[Data]

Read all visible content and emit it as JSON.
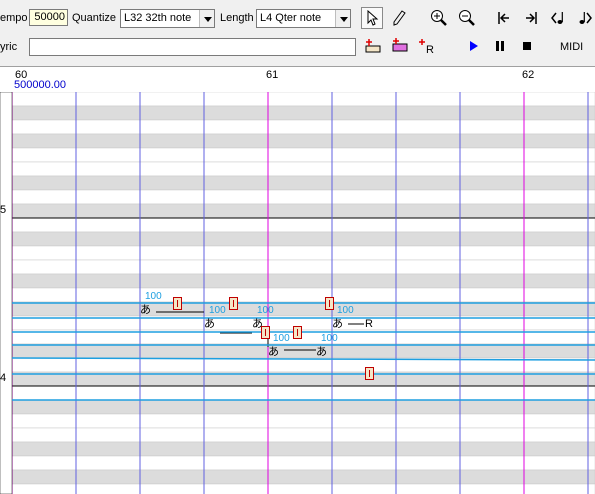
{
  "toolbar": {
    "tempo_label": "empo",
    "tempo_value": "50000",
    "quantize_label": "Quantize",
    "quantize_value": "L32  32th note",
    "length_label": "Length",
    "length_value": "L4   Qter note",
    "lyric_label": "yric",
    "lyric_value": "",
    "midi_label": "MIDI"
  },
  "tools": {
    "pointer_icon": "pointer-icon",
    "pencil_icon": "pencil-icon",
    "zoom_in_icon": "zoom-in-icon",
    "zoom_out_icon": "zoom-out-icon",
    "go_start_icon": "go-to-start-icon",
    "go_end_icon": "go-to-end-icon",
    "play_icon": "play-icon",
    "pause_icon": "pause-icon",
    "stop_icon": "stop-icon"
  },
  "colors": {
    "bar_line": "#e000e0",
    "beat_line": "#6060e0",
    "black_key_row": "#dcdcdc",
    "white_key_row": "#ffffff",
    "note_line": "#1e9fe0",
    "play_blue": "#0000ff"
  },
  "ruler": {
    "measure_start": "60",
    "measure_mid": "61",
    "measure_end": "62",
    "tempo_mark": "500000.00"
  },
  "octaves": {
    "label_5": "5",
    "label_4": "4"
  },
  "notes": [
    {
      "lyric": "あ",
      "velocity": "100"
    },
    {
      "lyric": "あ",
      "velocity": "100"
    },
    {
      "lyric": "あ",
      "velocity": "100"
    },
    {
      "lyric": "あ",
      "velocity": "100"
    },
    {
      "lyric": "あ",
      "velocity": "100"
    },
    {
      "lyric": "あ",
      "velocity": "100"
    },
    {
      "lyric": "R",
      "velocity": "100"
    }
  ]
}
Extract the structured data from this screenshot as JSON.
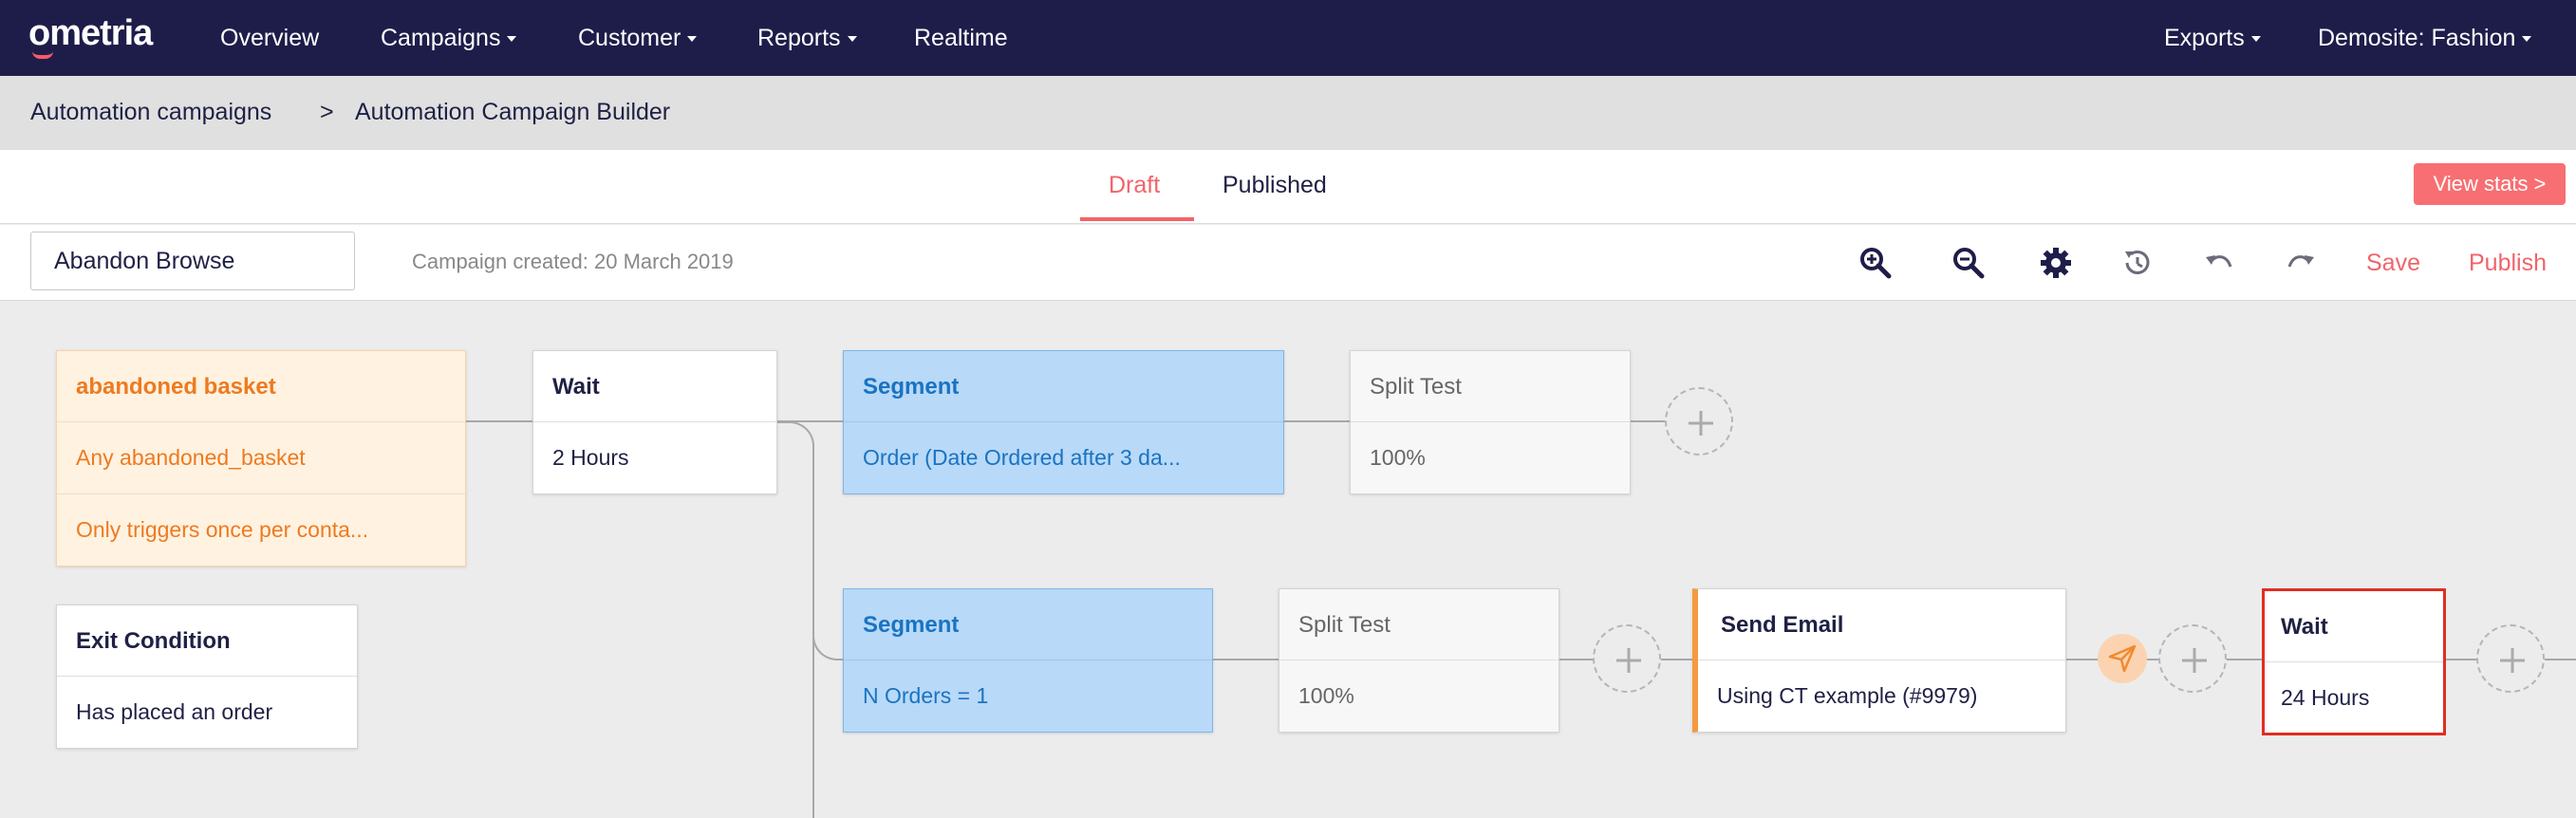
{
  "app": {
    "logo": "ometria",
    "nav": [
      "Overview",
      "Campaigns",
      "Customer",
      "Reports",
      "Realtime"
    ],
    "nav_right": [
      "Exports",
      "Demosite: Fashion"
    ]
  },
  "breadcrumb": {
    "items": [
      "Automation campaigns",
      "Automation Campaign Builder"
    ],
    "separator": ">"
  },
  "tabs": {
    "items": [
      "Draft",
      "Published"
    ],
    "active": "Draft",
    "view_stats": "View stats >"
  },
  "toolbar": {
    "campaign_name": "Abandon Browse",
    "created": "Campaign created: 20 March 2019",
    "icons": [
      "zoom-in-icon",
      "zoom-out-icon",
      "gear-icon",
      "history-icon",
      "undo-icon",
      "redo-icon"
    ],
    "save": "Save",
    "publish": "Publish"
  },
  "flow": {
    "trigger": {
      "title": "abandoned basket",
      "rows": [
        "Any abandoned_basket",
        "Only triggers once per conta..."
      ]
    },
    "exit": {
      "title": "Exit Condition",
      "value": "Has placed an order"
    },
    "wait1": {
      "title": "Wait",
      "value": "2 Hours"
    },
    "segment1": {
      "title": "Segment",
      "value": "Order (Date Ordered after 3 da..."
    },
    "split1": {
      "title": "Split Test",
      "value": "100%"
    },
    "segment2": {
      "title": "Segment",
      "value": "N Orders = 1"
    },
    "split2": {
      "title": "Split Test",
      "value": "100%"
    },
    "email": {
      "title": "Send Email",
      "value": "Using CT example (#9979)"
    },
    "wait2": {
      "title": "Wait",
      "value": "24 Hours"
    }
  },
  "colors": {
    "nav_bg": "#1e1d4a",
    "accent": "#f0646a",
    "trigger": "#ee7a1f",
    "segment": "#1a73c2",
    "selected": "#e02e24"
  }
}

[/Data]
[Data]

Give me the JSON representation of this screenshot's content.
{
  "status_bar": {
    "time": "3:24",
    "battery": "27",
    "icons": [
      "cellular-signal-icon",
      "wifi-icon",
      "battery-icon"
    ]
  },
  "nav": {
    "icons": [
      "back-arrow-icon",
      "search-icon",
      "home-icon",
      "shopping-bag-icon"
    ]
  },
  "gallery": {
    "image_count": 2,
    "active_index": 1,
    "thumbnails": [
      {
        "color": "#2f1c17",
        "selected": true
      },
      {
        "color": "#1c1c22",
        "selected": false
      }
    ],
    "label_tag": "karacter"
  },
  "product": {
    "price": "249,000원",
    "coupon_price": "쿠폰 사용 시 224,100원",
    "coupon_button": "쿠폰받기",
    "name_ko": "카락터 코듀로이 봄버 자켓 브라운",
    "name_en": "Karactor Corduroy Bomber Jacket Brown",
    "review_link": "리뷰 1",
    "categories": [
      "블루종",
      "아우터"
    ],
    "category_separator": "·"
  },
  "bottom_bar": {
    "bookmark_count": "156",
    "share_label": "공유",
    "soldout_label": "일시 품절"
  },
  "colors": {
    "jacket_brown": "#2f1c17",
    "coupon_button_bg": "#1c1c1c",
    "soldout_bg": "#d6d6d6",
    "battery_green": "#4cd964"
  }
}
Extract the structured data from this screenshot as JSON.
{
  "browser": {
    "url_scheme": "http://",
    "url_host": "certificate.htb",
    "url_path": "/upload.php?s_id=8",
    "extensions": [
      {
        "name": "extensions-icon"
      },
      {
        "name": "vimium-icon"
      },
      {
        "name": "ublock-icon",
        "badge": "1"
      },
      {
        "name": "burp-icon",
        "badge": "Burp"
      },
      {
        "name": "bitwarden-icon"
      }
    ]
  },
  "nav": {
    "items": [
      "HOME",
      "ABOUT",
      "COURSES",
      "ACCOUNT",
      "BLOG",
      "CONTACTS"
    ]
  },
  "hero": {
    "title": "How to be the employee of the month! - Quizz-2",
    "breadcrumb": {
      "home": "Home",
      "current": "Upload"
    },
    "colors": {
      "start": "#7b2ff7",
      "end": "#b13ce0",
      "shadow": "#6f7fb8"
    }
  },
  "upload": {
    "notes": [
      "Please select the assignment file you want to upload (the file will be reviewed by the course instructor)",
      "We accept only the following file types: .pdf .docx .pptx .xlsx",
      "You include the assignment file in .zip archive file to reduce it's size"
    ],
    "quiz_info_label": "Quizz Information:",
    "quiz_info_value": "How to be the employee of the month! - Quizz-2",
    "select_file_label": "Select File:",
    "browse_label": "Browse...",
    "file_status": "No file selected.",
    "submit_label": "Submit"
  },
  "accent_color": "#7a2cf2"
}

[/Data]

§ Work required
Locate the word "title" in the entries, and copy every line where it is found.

§ Result of the exercise
      "title": "abandoned basket",
      "title": "Exit Condition",
      "title": "Wait",
      "title": "Segment",
      "title": "Split Test",
      "title": "Segment",
      "title": "Split Test",
      "title": "Send Email",
      "title": "Wait",
    "title": "How to be the employee of the month! - Quizz-2",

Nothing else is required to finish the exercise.